John and I have written on several occasions on the misrepresentation of libertarianism by opponents, and here is another classic example. Libertarianism is not an “anything goes” morality. There would be no place in a libertarian society for genital mutilation, rape, the infliction of pain on non-consenting parties. Libertarianism is guided by the harm-consent principle. Everything is permissible except that which inflicts harm on the rights of other people without their consent: so murder, theft, rape, vandalism are outlawed. Anything does not go: you must not contravene anyone else’s rights. Sex shops are certainly permissible under this scheme of things – and rightly so.

Such a libertarian principle should be welcomed by a Protestant faith that historically suffered persecution at the hands of Catholics who wanted to stop them worshipping the way they wanted and living their lives according to different beliefs and morals.

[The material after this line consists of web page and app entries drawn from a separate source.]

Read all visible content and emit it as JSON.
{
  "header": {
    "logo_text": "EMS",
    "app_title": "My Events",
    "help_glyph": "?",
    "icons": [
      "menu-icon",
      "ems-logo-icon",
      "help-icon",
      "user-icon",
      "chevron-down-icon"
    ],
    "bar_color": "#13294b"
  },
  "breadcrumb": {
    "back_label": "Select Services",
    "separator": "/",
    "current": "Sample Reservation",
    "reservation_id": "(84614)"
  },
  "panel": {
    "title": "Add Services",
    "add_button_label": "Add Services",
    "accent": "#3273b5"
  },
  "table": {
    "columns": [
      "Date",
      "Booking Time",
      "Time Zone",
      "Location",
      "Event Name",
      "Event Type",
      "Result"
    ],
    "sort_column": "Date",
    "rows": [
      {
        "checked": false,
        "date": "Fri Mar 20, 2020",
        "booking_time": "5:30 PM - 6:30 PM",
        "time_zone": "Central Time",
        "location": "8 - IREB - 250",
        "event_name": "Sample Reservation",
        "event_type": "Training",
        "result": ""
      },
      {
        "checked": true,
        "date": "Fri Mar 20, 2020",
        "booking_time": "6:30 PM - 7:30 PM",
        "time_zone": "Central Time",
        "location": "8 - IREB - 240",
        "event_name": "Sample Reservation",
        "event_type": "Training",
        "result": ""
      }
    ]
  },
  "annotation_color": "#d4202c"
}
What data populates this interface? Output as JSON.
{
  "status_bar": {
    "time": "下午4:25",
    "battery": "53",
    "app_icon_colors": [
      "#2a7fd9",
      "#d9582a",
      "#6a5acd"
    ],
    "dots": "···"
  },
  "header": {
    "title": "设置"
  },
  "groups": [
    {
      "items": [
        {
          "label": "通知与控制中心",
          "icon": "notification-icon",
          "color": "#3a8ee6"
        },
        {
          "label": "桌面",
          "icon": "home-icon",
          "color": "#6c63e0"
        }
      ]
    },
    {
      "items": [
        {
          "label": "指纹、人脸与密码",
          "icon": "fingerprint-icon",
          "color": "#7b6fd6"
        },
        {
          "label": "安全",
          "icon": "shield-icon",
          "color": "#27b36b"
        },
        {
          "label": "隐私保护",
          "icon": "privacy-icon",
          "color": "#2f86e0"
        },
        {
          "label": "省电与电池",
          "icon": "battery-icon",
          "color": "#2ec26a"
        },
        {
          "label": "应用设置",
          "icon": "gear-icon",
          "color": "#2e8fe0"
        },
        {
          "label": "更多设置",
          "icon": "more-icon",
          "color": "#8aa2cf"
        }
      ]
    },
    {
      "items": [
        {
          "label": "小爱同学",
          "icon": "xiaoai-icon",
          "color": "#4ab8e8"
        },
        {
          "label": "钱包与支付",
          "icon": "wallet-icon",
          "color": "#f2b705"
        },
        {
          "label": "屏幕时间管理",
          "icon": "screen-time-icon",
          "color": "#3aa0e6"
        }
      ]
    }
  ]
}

The products on sale in sex shops are not unlawful, and there is a market for them. They can serve many functions – even educative and therapeutic ones – but what’s wrong with sexual pleasure? What’s wrong with consenting adults using sex shop products? Consenting adults are not harming anyone else. Free Presbyterians are not at risk of Hell if others over which they have no control decide to experiment in their sexual lives in a way that they think immoral. What concern is that to religious moralists? I would go so far as to say that not only should Misbehavin’ be given a licence to trade but the entire notion of requiring licences for sex shops at all should be scrapped.

The concept of licensing and banning contravenes the right to freedom of expression and the right to peaceful enjoyment of possessions. The Belfast City Council is not known for social liberalism, but Mr Justice Weatherup has said that if the council is against sex shops in principle this is in effect a blanket ban, and would therefore be unlawful. At the root there is a fundamental issue at stake. If something is banned because some people simply disagree with it then there is massive application to other areas of life, and I reckon that not a single piece of life would be unsullied by such a principle. Would we have to ban everything that is deemed offensive? Or worse: ban everything that is non-Christian?

McIlveen is imposing his views on others when the others in question are not harming him. Not only is this morally questionable control-freakery, it’s downright dangerous and every right thinking person needs to reject this perverted and twisted morality. The real perverts here aren’t the owner of Misbehavin’ and his patrons. The real perverts are Free Presbyterian moralists and others of that ilk.